COLUMN: What we can learn from the end of alcohol prohibition

With the end of marijuana prohibition expected to happen within the next few years, the debate is now focused on what will take its place.

With the end of marijuana prohibition expected to happen within the next few years, the debate is now focused on what will take its place.

The Liberals have promised to deliver legislation that will legalize and regulate pot, but what will that legislation look like? The end of alcohol prohibition might offer some insight. But first a little pre-history lesson.

As far as we can tell, people have been making and drinking alcohol for almost 9,000 years. For the first 7,000 years, this took the form of simple fermented concoctions like beer and wine, but around 100 A.D. we figured out distillation, which allowed us to make stronger spirits.

Alcohol production really started to take off during the industrial revolution in the 1700s, and that’s when things started to get crazy. Mass urbanization coupled with cheap, potent booze was a recipe for social chaos.

By the mid-1800s, people were starting to think that prohibition was a good idea.

In Canada, the Temperance Act was passed in 1864, which allowed any county to forbid the sale of alcohol by majority vote.

Provincial governments passed various laws that prohibited alcohol sales to the general public in the 1890s and early 20th century, and by 1918 the federal government stepped up and made prohibition nation-wide as part of the War Measures Act, but this was repealed just two years later, in 1920.

The provinces all maintained prohibition for some time after, but each one eventually fell, with the last holdout being PEI in 1948.

During this entire period, alcohol was still widely available as medicine. Bad back? Nasty cough? Nerves? Whisky was the cure-all. Interestingly, doctors noticed a massive increase in the need for prescriptions around Christmas and other holidays.

As prohibition fell across the country, silly, overbearing legislation took its place, and much of it is still in place today. Responsible adults still can’t legally enjoy a beer at the beach in most of Canada.

Ontario residents have to go to separate stores to buy beer and spirits. And it’s only been in the past few decades that anyone but a handful of large companies has been permitted a license to make alcohol.

Our parents’ generation had maybe a dozen or so choices when it came to beer and wine produced in this country.

But thanks to relaxed regulations and the evolution of independent micro-breweries, wineries, and micro-distilleries, Canadians now have considerable choice.

The culture that has grown up around this industry is not one of excess, but of connoisseurship.

So what has this to do with pot? If history is any indicator, the government will pass legislation with similar stupid and mostly unnecessary restrictions governing the sale of marijuana and other pot consumables.

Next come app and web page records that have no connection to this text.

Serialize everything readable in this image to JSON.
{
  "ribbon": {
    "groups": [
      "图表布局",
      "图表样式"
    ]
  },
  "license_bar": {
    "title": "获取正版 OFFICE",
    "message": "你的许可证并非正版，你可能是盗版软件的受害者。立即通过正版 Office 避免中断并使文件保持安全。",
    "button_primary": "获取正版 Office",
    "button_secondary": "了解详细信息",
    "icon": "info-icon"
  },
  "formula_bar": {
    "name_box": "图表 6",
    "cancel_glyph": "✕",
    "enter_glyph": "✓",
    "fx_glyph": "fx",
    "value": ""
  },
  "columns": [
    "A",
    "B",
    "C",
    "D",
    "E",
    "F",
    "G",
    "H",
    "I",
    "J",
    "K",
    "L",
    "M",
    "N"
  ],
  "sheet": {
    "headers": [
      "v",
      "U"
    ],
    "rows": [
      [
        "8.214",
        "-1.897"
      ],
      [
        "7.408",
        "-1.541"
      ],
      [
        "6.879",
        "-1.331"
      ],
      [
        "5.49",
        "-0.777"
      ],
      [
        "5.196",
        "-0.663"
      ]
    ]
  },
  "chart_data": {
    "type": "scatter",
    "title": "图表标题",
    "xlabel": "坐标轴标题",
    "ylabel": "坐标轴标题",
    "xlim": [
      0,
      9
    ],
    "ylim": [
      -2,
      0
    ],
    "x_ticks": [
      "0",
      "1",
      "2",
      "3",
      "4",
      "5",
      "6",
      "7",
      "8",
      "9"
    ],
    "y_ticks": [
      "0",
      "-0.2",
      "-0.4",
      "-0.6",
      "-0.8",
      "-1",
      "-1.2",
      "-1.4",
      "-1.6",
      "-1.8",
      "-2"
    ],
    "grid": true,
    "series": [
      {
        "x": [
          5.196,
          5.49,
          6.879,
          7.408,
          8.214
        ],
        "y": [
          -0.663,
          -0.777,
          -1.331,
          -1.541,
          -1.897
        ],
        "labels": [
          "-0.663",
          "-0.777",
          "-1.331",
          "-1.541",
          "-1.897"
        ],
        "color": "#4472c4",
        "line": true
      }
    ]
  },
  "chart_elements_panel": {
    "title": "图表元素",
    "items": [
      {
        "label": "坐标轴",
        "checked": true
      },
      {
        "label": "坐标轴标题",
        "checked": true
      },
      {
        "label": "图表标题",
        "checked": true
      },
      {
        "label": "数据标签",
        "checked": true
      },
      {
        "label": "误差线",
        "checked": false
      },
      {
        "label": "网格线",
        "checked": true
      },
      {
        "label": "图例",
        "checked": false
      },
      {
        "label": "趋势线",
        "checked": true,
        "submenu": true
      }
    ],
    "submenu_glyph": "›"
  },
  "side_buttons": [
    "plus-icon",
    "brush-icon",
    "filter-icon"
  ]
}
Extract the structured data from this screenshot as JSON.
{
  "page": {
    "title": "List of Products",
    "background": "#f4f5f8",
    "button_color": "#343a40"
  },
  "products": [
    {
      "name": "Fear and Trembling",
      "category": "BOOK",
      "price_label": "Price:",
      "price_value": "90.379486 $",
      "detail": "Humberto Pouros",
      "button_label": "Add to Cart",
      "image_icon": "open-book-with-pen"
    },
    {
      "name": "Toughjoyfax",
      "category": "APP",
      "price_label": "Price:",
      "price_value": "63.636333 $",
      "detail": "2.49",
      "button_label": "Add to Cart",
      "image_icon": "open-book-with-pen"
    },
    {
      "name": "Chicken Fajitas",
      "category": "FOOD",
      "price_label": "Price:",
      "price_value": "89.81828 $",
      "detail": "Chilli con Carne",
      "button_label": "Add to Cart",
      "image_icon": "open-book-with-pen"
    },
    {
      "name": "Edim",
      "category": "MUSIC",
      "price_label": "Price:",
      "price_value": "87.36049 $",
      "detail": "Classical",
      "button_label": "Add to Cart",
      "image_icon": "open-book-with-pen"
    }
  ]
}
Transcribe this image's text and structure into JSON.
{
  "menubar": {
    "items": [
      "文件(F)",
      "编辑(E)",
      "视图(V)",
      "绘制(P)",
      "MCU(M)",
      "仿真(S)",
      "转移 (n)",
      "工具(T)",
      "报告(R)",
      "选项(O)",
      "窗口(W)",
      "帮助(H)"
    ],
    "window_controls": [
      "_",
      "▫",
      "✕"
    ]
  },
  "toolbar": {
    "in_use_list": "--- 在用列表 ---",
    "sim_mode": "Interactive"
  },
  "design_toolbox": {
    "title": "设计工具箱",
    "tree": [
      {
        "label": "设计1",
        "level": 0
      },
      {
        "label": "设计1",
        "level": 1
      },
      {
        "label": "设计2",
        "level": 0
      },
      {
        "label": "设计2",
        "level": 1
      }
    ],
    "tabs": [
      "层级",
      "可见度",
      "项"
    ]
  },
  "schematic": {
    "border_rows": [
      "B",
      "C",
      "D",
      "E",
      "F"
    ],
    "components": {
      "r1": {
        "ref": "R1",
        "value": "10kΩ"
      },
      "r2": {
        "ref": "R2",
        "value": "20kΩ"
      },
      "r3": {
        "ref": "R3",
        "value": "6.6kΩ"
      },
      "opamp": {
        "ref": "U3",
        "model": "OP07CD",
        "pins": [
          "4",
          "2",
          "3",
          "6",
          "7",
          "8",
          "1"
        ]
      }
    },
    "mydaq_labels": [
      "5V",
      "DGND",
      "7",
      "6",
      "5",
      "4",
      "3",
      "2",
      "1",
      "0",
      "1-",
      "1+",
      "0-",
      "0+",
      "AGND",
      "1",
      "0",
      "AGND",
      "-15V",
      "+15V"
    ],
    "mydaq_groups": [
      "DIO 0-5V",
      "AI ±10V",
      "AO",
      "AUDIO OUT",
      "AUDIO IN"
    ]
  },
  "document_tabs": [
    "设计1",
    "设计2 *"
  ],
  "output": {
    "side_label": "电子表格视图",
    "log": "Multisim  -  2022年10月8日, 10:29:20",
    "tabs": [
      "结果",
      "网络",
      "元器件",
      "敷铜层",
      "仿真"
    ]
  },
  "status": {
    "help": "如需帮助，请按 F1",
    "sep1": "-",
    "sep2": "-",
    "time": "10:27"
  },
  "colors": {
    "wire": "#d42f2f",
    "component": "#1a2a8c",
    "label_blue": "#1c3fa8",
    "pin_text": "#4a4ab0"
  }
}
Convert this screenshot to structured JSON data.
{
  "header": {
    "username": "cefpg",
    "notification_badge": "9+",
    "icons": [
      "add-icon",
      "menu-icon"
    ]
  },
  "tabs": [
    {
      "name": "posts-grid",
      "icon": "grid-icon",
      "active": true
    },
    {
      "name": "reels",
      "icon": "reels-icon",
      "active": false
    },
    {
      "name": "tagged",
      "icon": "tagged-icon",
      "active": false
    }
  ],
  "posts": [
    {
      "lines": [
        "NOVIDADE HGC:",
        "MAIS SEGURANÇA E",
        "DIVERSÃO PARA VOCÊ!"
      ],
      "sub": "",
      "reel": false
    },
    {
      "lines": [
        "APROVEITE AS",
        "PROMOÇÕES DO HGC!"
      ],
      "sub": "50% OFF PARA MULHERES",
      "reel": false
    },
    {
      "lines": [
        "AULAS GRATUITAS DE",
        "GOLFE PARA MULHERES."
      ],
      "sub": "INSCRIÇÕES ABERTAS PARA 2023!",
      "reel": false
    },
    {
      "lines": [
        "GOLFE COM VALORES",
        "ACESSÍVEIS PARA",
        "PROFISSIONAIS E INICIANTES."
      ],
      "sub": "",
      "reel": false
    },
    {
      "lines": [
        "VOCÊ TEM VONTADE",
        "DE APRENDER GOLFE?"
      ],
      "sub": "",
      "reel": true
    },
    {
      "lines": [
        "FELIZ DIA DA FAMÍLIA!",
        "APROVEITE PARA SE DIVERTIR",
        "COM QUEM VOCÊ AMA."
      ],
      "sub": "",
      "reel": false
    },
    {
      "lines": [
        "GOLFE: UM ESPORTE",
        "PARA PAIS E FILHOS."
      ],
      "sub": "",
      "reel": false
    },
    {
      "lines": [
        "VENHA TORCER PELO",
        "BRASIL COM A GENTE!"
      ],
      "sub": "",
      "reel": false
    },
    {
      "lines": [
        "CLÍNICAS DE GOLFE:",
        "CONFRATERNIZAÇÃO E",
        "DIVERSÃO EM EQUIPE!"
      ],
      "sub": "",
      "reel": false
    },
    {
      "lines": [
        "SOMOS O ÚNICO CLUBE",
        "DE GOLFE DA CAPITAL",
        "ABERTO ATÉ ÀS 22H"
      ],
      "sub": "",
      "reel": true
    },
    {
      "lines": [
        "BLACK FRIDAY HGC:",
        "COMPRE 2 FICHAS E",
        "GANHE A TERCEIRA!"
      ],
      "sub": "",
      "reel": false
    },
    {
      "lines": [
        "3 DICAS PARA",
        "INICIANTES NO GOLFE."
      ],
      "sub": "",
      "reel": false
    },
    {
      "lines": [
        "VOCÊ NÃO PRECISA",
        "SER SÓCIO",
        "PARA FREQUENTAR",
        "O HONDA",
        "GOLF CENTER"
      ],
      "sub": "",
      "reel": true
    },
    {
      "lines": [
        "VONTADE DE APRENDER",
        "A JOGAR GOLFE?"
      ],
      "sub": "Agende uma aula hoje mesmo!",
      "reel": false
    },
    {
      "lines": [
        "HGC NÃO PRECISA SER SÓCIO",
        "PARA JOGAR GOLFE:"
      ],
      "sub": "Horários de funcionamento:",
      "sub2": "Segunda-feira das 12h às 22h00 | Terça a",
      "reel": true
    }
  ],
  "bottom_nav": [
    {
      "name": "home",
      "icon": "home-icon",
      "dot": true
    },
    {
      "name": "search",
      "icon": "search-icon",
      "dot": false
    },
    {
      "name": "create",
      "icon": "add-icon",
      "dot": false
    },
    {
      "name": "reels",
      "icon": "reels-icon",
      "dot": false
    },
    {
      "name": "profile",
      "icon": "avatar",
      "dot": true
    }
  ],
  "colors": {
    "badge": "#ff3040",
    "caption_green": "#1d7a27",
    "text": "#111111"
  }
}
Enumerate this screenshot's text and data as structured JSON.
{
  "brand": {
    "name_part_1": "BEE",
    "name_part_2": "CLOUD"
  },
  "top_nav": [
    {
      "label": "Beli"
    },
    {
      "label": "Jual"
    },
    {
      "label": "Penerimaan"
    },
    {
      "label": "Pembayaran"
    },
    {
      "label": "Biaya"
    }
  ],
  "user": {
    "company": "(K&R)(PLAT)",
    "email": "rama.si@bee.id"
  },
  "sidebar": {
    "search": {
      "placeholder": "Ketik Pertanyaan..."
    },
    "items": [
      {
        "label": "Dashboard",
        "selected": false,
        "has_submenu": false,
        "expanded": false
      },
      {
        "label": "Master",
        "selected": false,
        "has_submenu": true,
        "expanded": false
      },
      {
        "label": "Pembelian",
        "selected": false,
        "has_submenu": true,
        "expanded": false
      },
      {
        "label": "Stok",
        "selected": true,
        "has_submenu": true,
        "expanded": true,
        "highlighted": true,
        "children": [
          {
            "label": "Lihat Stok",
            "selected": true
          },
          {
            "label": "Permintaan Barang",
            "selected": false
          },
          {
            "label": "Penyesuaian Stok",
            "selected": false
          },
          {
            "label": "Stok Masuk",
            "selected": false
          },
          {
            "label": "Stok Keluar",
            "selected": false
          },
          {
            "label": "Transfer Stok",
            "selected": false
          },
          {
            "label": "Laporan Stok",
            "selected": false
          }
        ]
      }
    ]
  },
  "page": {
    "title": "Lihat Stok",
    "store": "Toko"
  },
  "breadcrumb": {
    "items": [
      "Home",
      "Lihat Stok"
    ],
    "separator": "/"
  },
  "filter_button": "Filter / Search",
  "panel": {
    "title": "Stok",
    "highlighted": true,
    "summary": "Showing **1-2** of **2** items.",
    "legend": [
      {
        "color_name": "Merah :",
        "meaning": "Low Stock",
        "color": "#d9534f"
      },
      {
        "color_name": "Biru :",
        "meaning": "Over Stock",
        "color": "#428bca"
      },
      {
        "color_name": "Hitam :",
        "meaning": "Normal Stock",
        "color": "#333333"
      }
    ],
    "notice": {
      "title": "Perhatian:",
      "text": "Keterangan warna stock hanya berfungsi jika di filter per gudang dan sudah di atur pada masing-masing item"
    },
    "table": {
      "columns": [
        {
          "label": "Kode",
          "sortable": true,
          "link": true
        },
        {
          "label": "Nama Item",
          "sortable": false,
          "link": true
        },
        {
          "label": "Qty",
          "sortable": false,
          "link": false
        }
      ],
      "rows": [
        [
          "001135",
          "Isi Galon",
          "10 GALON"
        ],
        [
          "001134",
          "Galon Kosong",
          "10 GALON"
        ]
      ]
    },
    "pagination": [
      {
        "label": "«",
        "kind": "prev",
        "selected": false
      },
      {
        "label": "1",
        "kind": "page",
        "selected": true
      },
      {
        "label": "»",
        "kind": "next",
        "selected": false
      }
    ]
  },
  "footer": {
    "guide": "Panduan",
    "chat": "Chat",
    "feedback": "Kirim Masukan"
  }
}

But if we’re smart, and if we look at how the alcohol industry has evolved over the past century, we might be able to avoid the same pitfalls.

The advantages are obvious: we can jump right into building a strong new industry that will not only serve consumers responsibly, but also create thousands of new jobs.

With the number of dispensaries in Nelson now at eight (probably a record for shops per population), we have an opportunity to lead the way for how Canada ends pot prohibition.

John Paolozzi is a freelance writer and stay-at-home dad living in Nelson.

 

Just Posted

What’s Up: Things to see and do on Family Day

There’s plenty of fun to be had across the West Kootenay this coming long weekend!

Seven Nelson rec projects granted Columbia Basin Trust funding

Nelson’s baseball and tennis clubs were the big winners

Sanchez leads Leafs to 6th straight win

Nelson held off Spokane 3-2 on Friday

UPDATE: Two-car accident closes Highway 3A at Thrums

Road expected to open for single-lane alternating traffic at 2 p.m.

CHECK THIS OUT: Love and e-Readers

Anne DeGrace on downloading new literary relationships

VIDEO: Historic night in Red Deer as 2019 Canada Winter Games kicks off

Star-studded Opening Ceremony features athletes from across Canada

B.C. students win Great Waters Challenge video contest

Video, mural and song about saving the salmon claims the top prize

B.C. couple attacked with acid, slashed with knife in Vietnam

Warning, graphic images: Man has burns on 80 per cent of his body, slashed with knife

Flying squirrels found to glow pink in the dark, including two from B.C.

Squirrels from Hope and Abbotsford were included in the biologists’ database

Ontario police field complaints over Amber Alert for missing girl, 11, found dead

Some said the Amber Alert issued late Thursday for Riya Rajkumar disrupted their sleep

Names keep adding to vaccine petition started by B.C. mom

Maple Ridge mom started campaign to make vaccination a condition of attending school

Northern B.C. First Nation clan says ancient tools found at pipeline work site

Archeologists from the Smithsonian Institute estimate one of the stones found dates back up to 3500 years

Wilson-Raybould resignation stokes anger, frustration within veterans community

Liberals have had three veterans-affairs ministers — Kent Hehr, Seamus O’Regan and Wilson-Raybould

Most Read